__AIM OF THE EXERCISE__:
Please output the entries below without altering a single character.

__SOURCE MATERIAL__:

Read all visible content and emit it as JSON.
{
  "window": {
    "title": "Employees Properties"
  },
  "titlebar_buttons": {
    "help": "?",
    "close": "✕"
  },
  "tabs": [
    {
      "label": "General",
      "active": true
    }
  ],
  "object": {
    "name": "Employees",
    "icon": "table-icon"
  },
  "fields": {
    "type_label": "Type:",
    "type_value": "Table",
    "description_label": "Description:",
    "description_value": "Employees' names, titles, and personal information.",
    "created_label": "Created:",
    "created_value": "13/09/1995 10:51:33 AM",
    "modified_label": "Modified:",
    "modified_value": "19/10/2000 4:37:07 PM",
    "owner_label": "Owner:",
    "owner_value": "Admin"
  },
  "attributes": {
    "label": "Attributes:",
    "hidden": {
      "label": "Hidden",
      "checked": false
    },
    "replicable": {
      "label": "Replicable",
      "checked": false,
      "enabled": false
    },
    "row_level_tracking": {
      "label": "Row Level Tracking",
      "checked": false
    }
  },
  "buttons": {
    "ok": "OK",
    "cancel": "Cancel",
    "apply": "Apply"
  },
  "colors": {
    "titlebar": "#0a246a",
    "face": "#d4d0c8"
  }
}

__RESPONSE TO THIS TASK__:
Read all visible content and emit it as JSON.
{
  "window": {
    "title": "Employees Properties"
  },
  "titlebar_buttons": {
    "help": "?",
    "close": "✕"
  },
  "tabs": [
    {
      "label": "General",
      "active": true
    }
  ],
  "object": {
    "name": "Employees",
    "icon": "table-icon"
  },
  "fields": {
    "type_label": "Type:",
    "type_value": "Table",
    "description_label": "Description:",
    "description_value": "Employees' names, titles, and personal information.",
    "created_label": "Created:",
    "created_value": "13/09/1995 10:51:33 AM",
    "modified_label": "Modified:",
    "modified_value": "19/10/2000 4:37:07 PM",
    "owner_label": "Owner:",
    "owner_value": "Admin"
  },
  "attributes": {
    "label": "Attributes:",
    "hidden": {
      "label": "Hidden",
      "checked": false
    },
    "replicable": {
      "label": "Replicable",
      "checked": false,
      "enabled": false
    },
    "row_level_tracking": {
      "label": "Row Level Tracking",
      "checked": false
    }
  },
  "buttons": {
    "ok": "OK",
    "cancel": "Cancel",
    "apply": "Apply"
  },
  "colors": {
    "titlebar": "#0a246a",
    "face": "#d4d0c8"
  }
}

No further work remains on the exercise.